Guatemala: Amnesty International demands investigation into excessive use of force in protests

Having analyzed the images of the 21 November protests, which demonstrate that the National Civil Police (PNC) used excessive force against demonstrators and bystanders, Amnesty International is calling upon the Guatemalan authorities to thoroughly investigate the human rights violations perpetrated in the context of the country’s recent protests.

“The police repression of the 21 November protests was extremely serious. It is clear to Amnesty International that the Guatemalan authorities have violated international standards on the use of force, and have attacked the population’s right to freedom of expression and peaceful assembly,” said Erika Guevara-Rosas, Americas director at Amnesty International.

“We demand that the Public Prosecutor’s Office conduct a prompt, thorough and independent investigation into the excessive use of force by police during the demonstrations and that the government ensure that the population is able to exercise its right to raise its voice without fear of reprisal.”

This weekend, thousands of people took to the streets of the capital and other cities around the country to protest at the Congress of the Republic’s approval of the 2021 national budget, which was tabled by President Alejandro Giammattei’s government with a lack of transparency that prevented any in-depth discussion.
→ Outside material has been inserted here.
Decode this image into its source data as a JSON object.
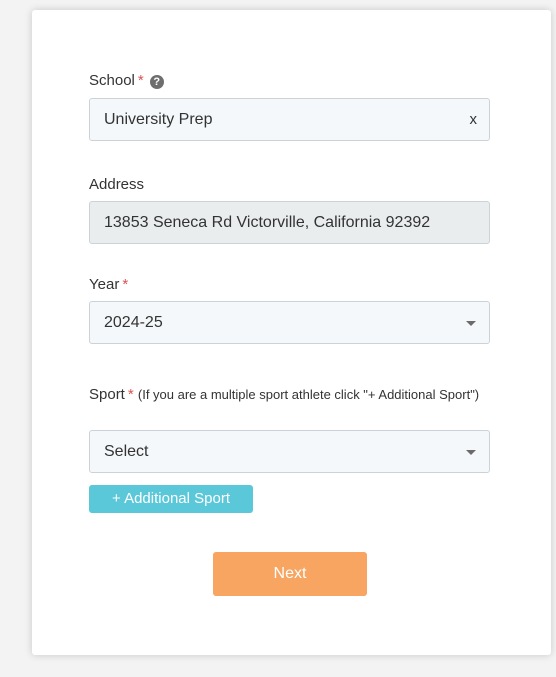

Among other concerns, the budget includes a substantial reduction in public spending on social programmes that would address the population’s needs, such as chronic malnutrition, as well as reductions in the budget of the Office of the Human Rights Ombudsman.
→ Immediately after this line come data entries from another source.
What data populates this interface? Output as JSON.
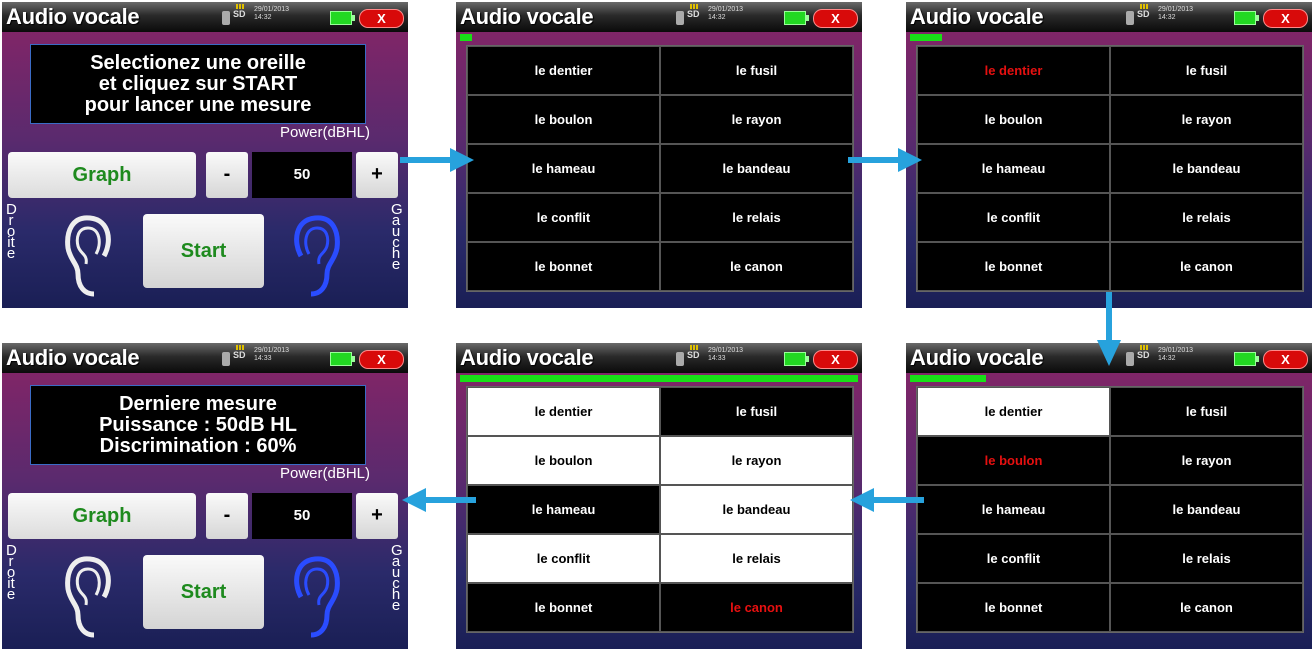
{
  "screens": {
    "s1": {
      "title": "Audio vocale",
      "sd": "SD",
      "date": "29/01/2013",
      "time": "14:32",
      "close": "X",
      "message": [
        "Selectionez une oreille",
        "et cliquez sur START",
        "pour lancer une mesure"
      ],
      "power_label": "Power(dBHL)",
      "graph": "Graph",
      "minus": "-",
      "value": "50",
      "plus": "+",
      "start": "Start",
      "left_ear": "Droite",
      "right_ear": "Gauche"
    },
    "s2": {
      "title": "Audio vocale",
      "sd": "SD",
      "date": "29/01/2013",
      "time": "14:32",
      "close": "X",
      "progress": 0.03,
      "cells": [
        "le dentier",
        "le fusil",
        "le boulon",
        "le rayon",
        "le hameau",
        "le bandeau",
        "le conflit",
        "le relais",
        "le bonnet",
        "le canon"
      ]
    },
    "s3": {
      "title": "Audio vocale",
      "sd": "SD",
      "date": "29/01/2013",
      "time": "14:32",
      "close": "X",
      "progress": 0.08,
      "cells": [
        "le dentier",
        "le fusil",
        "le boulon",
        "le rayon",
        "le hameau",
        "le bandeau",
        "le conflit",
        "le relais",
        "le bonnet",
        "le canon"
      ]
    },
    "s4": {
      "title": "Audio vocale",
      "sd": "SD",
      "date": "29/01/2013",
      "time": "14:33",
      "close": "X",
      "message": [
        "Derniere mesure",
        "Puissance : 50dB HL",
        "Discrimination : 60%"
      ],
      "power_label": "Power(dBHL)",
      "graph": "Graph",
      "minus": "-",
      "value": "50",
      "plus": "+",
      "start": "Start",
      "left_ear": "Droite",
      "right_ear": "Gauche"
    },
    "s5": {
      "title": "Audio vocale",
      "sd": "SD",
      "date": "29/01/2013",
      "time": "14:33",
      "close": "X",
      "progress": 1.0,
      "cells": [
        "le dentier",
        "le fusil",
        "le boulon",
        "le rayon",
        "le hameau",
        "le bandeau",
        "le conflit",
        "le relais",
        "le bonnet",
        "le canon"
      ]
    },
    "s6": {
      "title": "Audio vocale",
      "sd": "SD",
      "date": "29/01/2013",
      "time": "14:32",
      "close": "X",
      "progress": 0.19,
      "cells": [
        "le dentier",
        "le fusil",
        "le boulon",
        "le rayon",
        "le hameau",
        "le bandeau",
        "le conflit",
        "le relais",
        "le bonnet",
        "le canon"
      ]
    }
  },
  "colors": {
    "progress": "#18e018",
    "highlight_text": "#e61010",
    "graph_text": "#1e8a1e",
    "arrow": "#27a2dd"
  }
}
In response to isolated incidences of violence during what were mostly peaceful protests, the National Civil Police made unnecessary and indiscriminate use of tear gas and water cannons against people who were peacefully gathered or walking in the street. At least 43 arrests were recorded. From the images, Amnesty International has observed acts of violence committed by the police, including beatings of those arrested and journalists. Roosevelt Hospital also reported treating two people with eye injuries caused by tear gas canisters.

Devices that have an indiscriminate effect and serious potential for harm, such as tear gas or water cannon, should not be used against peaceful, or mostly peaceful, public gatherings. International standards on the use of force stipulate that they should only be used when strictly necessary and provided clear warning is given, in situations of widespread violence in order to disperse a crowd when all other means have failed to contain the violence.

Amnesty International repeats that acts of violence on the part of a few do not alter the peaceful nature of a protest and that police action must adhere to criteria of legality, necessity and proportionality.

“President Alejandro Giammattei’s government must ensure that people are able to exercise their rights to freedom of expression and peaceful assembly. The use of the security forces to repress the population must therefore be halted, as well as the use of language that stigmatizes and seeks to criminalize people who are genuinely protesting in demand of the authorities’ accountability,” concluded Erika Guevara-Rosas.

For more information or to arrange an interview, please contact:

Lucy Scholey, Media Relations Officer, Amnesty International Canada (English branch), 613-853-2142,